— What is needed —
As the answer, give a copy of each line below that includes the word "screenshot".

[Items listed in a dataset]
★ ★ ★
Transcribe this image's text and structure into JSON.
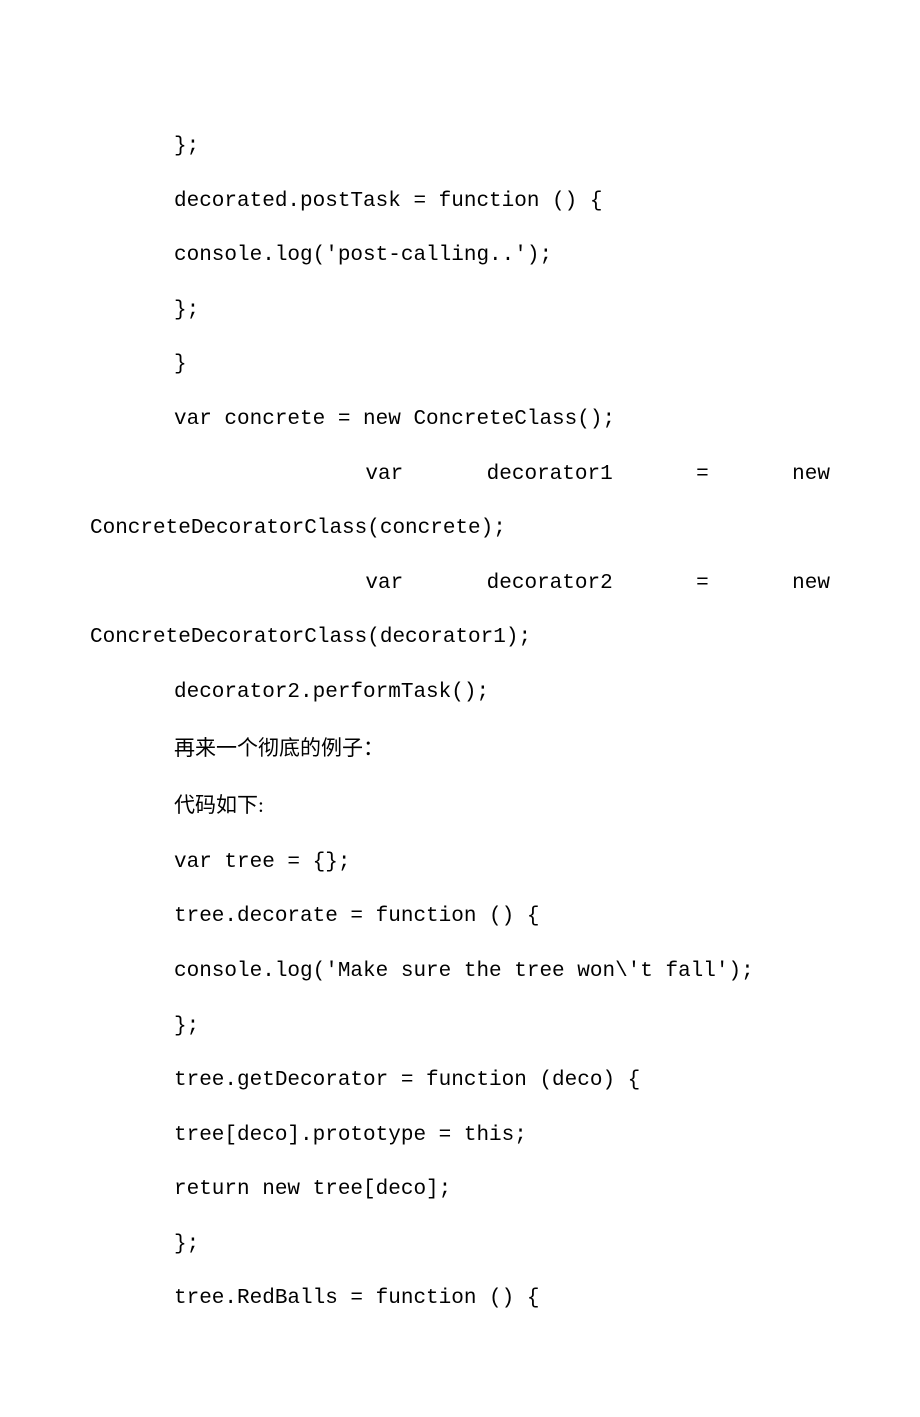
{
  "lines": {
    "l1": "};",
    "l2": "decorated.postTask = function () {",
    "l3": "console.log('post-calling..');",
    "l4": "};",
    "l5": "}",
    "l6": "var concrete = new ConcreteClass();",
    "j1": {
      "w1": "var",
      "w2": "decorator1",
      "w3": "=",
      "w4": "new"
    },
    "l7": "ConcreteDecoratorClass(concrete);",
    "j2": {
      "w1": "var",
      "w2": "decorator2",
      "w3": "=",
      "w4": "new"
    },
    "l8": "ConcreteDecoratorClass(decorator1);",
    "l9": "decorator2.performTask();",
    "l10": "再来一个彻底的例子：",
    "l11": "代码如下:",
    "l12": "var tree = {};",
    "l13": "tree.decorate = function () {",
    "l14": "console.log('Make sure the tree won\\'t fall');",
    "l15": "};",
    "l16": "tree.getDecorator = function (deco) {",
    "l17": "tree[deco].prototype = this;",
    "l18": "return new tree[deco];",
    "l19": "};",
    "l20": "tree.RedBalls = function () {"
  }
}
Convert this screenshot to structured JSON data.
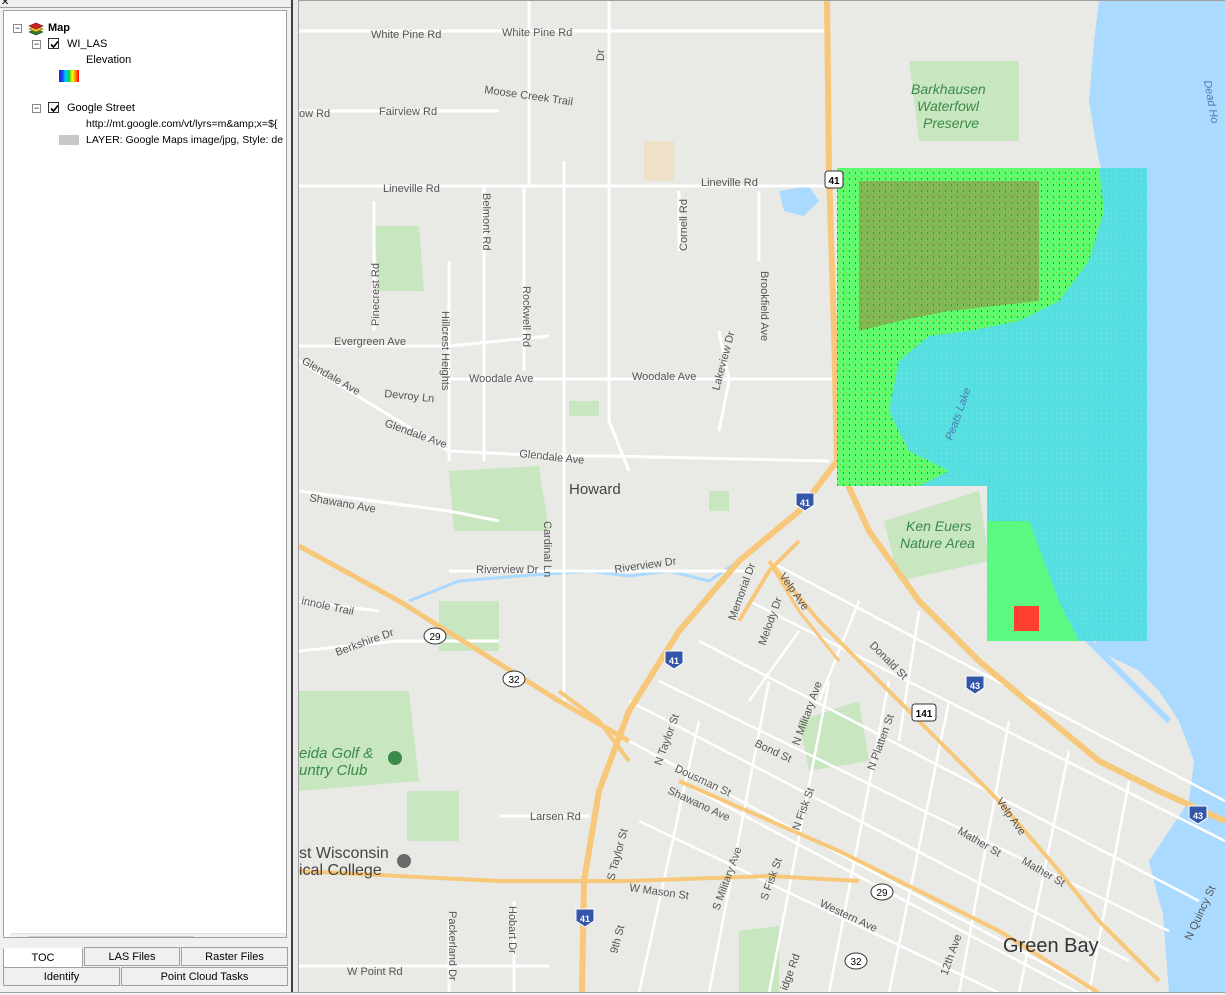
{
  "toc": {
    "root_label": "Map",
    "layers": [
      {
        "label": "WI_LAS",
        "checked": true,
        "sublabel": "Elevation"
      },
      {
        "label": "Google Street",
        "checked": true,
        "url": "http://mt.google.com/vt/lyrs=m&amp;x=${",
        "desc": "LAYER: Google Maps image/jpg, Style: de"
      }
    ]
  },
  "tabs": {
    "row1": [
      "TOC",
      "LAS Files",
      "Raster Files"
    ],
    "row2": [
      "Identify",
      "Point Cloud Tasks"
    ]
  },
  "map": {
    "labels": {
      "white_pine_1": "White Pine Rd",
      "white_pine_2": "White Pine Rd",
      "fairview": "Fairview Rd",
      "moose_creek": "Moose Creek Trail",
      "lineville_1": "Lineville Rd",
      "lineville_2": "Lineville Rd",
      "evergreen": "Evergreen Ave",
      "woodale_1": "Woodale Ave",
      "woodale_2": "Woodale Ave",
      "devroy": "Devroy Ln",
      "glendale_1": "Glendale Ave",
      "glendale_2": "Glendale Ave",
      "glendale_3": "Glendale Ave",
      "shawano_1": "Shawano Ave",
      "shawano_2": "Shawano Ave",
      "riverview_1": "Riverview Dr",
      "riverview_2": "Riverview Dr",
      "larsen": "Larsen Rd",
      "w_mason": "W Mason St",
      "w_point": "W Point Rd",
      "howard": "Howard",
      "green_bay": "Green Bay",
      "barkhausen_1": "Barkhausen",
      "barkhausen_2": "Waterfowl",
      "barkhausen_3": "Preserve",
      "ken_euers_1": "Ken Euers",
      "ken_euers_2": "Nature Area",
      "peats_lake": "Peats Lake",
      "oneida_1": "eida Golf &",
      "oneida_2": "untry Club",
      "nwtc_1": "st Wisconsin",
      "nwtc_2": "ical College",
      "velp_ave": "Velp Ave",
      "cardinal_ln": "Cardinal Ln",
      "bond_st": "Bond St",
      "dousman_st": "Dousman St",
      "mather_st": "Mather St",
      "western_ave": "Western Ave",
      "n_taylor": "N Taylor St",
      "s_taylor": "S Taylor St",
      "n_military": "N Military Ave",
      "s_military": "S Military Ave",
      "n_platten": "N Platten St",
      "n_fisk": "N Fisk St",
      "s_fisk": "S Fisk St",
      "memorial": "Memorial Dr",
      "melody": "Melody Dr",
      "donald": "Donald St",
      "n_quincy": "N Quincy St",
      "belmont": "Belmont Rd",
      "rockwell": "Rockwell Rd",
      "pinecrest": "Pinecrest Rd",
      "hillcrest": "Hillcrest Heights",
      "lakeview": "Lakeview Dr",
      "cornell": "Cornell Rd",
      "brookfield": "Brookfield Ave",
      "packerland": "Packerland Dr",
      "hobart": "Hobart Dr",
      "berkshire": "Berkshire Dr",
      "chinnole": "innole Trail",
      "dead_horse": "Dead Ho",
      "ninth_st": "9th St",
      "twelfth": "12th Ave",
      "ridge": "idge Rd",
      "velp_mather": "Velp Ave",
      "mather_st2": "Mather St",
      "ow_rd": "ow Rd",
      "oak_dr": "Dr"
    },
    "shields": {
      "us41_top": "41",
      "i41_a": "41",
      "i41_b": "41",
      "i41_c": "41",
      "i43_a": "43",
      "i43_b": "43",
      "us141": "141",
      "wi29_a": "29",
      "wi29_b": "29",
      "wi32_a": "32",
      "wi32_b": "32"
    }
  }
}
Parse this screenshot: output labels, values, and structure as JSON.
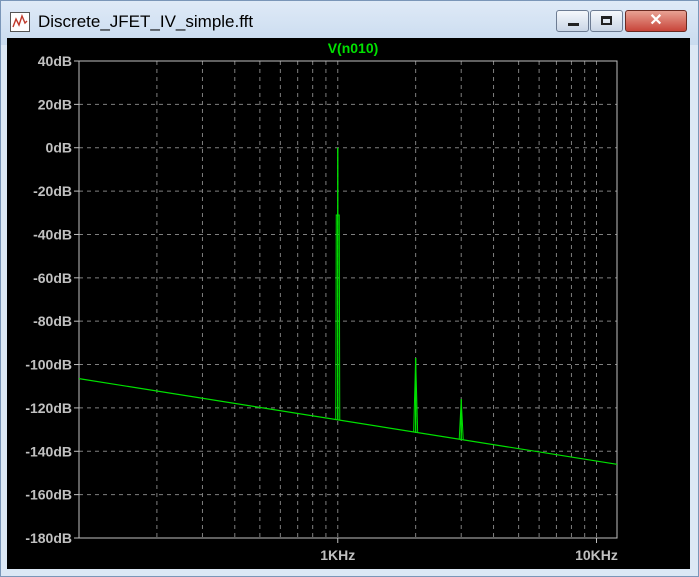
{
  "window": {
    "title": "Discrete_JFET_IV_simple.fft",
    "icon": "waveform-file-icon",
    "controls": {
      "minimize": "minimize-icon",
      "maximize": "maximize-icon",
      "close": "close-icon",
      "close_glyph": "✕"
    }
  },
  "colors": {
    "background": "#000000",
    "trace": "#00e000",
    "grid": "#7f7f7f",
    "axis_text": "#c0c0c0",
    "trace_label": "#00e000"
  },
  "chart_data": {
    "type": "line",
    "title": "V(n010)",
    "xscale": "log",
    "xlim": [
      100,
      12000
    ],
    "ylim": [
      -180,
      40
    ],
    "y_ticks": [
      40,
      20,
      0,
      -20,
      -40,
      -60,
      -80,
      -100,
      -120,
      -140,
      -160,
      -180
    ],
    "y_tick_labels": [
      "40dB",
      "20dB",
      "0dB",
      "-20dB",
      "-40dB",
      "-60dB",
      "-80dB",
      "-100dB",
      "-120dB",
      "-140dB",
      "-160dB",
      "-180dB"
    ],
    "x_tick_labels": [
      {
        "value": 1000,
        "label": "1KHz"
      },
      {
        "value": 10000,
        "label": "10KHz"
      }
    ],
    "grid": true,
    "series": [
      {
        "name": "V(n010)",
        "noise_floor": [
          [
            100,
            -106.5
          ],
          [
            12000,
            -146
          ]
        ],
        "peaks": [
          {
            "x": 1000,
            "y": 0,
            "shoulder": -31
          },
          {
            "x": 2000,
            "y": -97
          },
          {
            "x": 3000,
            "y": -116
          }
        ]
      }
    ]
  }
}
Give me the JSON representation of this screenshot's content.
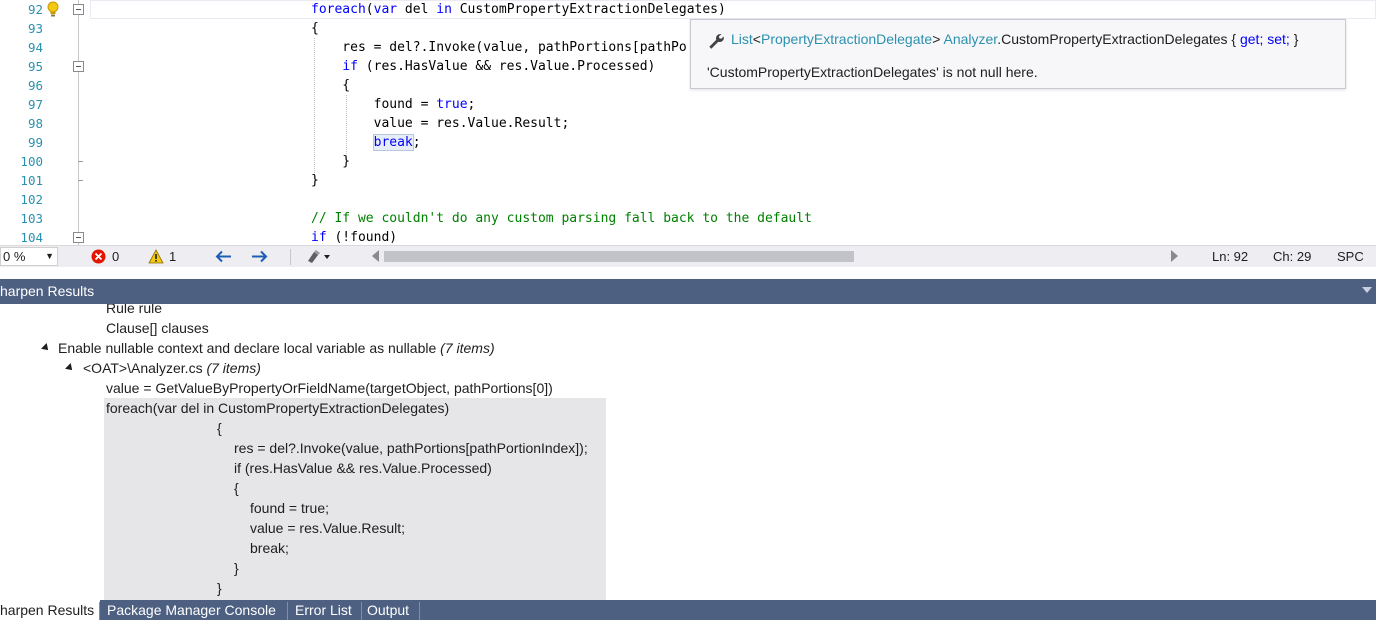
{
  "editor": {
    "lines": [
      {
        "num": "92",
        "code": "foreach(var del in CustomPropertyExtractionDelegates)"
      },
      {
        "num": "93",
        "code": "{"
      },
      {
        "num": "94",
        "code": "    res = del?.Invoke(value, pathPortions[pathPo"
      },
      {
        "num": "95",
        "code": "    if (res.HasValue && res.Value.Processed)"
      },
      {
        "num": "96",
        "code": "    {"
      },
      {
        "num": "97",
        "code": "        found = true;"
      },
      {
        "num": "98",
        "code": "        value = res.Value.Result;"
      },
      {
        "num": "99",
        "code": "        break;"
      },
      {
        "num": "100",
        "code": "    }"
      },
      {
        "num": "101",
        "code": "}"
      },
      {
        "num": "102",
        "code": ""
      },
      {
        "num": "103",
        "code": "// If we couldn't do any custom parsing fall back to the default"
      },
      {
        "num": "104",
        "code": "if (!found)"
      }
    ]
  },
  "tooltip": {
    "icon": "wrench-icon",
    "sig_type": "List",
    "sig_lt": "<",
    "sig_generic": "PropertyExtractionDelegate",
    "sig_gt": ">",
    "sig_class": "Analyzer",
    "sig_member": ".CustomPropertyExtractionDelegates { ",
    "sig_get": "get;",
    "sig_set": "set;",
    "sig_end": " }",
    "description": "'CustomPropertyExtractionDelegates' is not null here."
  },
  "editor_status": {
    "zoom": "0 %",
    "errors": "0",
    "warnings": "1",
    "line": "Ln: 92",
    "char": "Ch: 29",
    "mode": "SPC"
  },
  "tool_window": {
    "title": "harpen Results",
    "results": {
      "partial_line_1": "Rule rule",
      "partial_line_2": "Clause[] clauses",
      "group_label": "Enable nullable context and declare local variable as nullable ",
      "group_count": "(7 items)",
      "file_label": "<OAT>\\Analyzer.cs ",
      "file_count": "(7 items)",
      "item_1": "value = GetValueByPropertyOrFieldName(targetObject, pathPortions[0])",
      "snippet_lines": [
        "foreach(var del in CustomPropertyExtractionDelegates)",
        "{",
        "res = del?.Invoke(value, pathPortions[pathPortionIndex]);",
        "if (res.HasValue && res.Value.Processed)",
        "{",
        "found = true;",
        "value = res.Value.Result;",
        "break;",
        "}",
        "}"
      ]
    }
  },
  "bottom_tabs": [
    {
      "label": "harpen Results",
      "active": true
    },
    {
      "label": "Package Manager Console",
      "active": false
    },
    {
      "label": "Error List",
      "active": false
    },
    {
      "label": "Output",
      "active": false
    }
  ],
  "colors": {
    "keyword": "#0000ff",
    "comment": "#008000",
    "type": "#2b91af",
    "tool_header": "#4d6082"
  }
}
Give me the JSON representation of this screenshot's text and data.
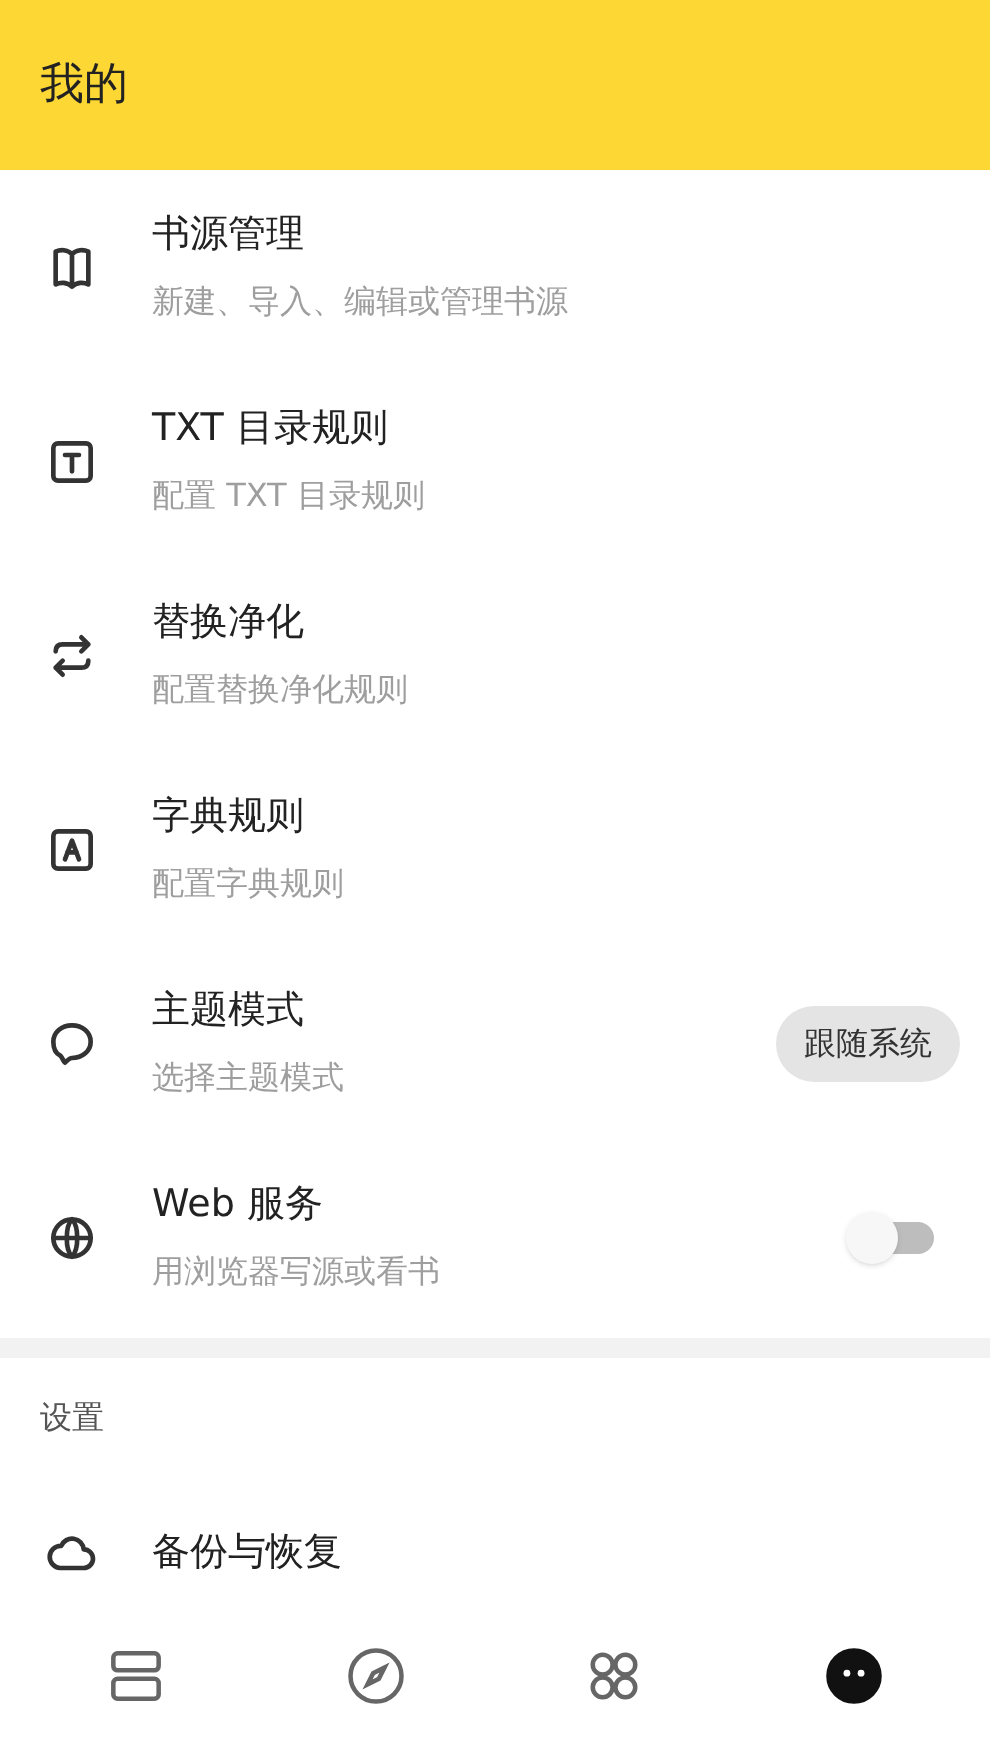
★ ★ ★
— Written reply —
Convert this screenshot to structured JSON data.
Parse this screenshot: output labels, values, and structure as JSON.
Give me the JSON representation of this screenshot's content.
Give me the JSON representation of this screenshot's text and data.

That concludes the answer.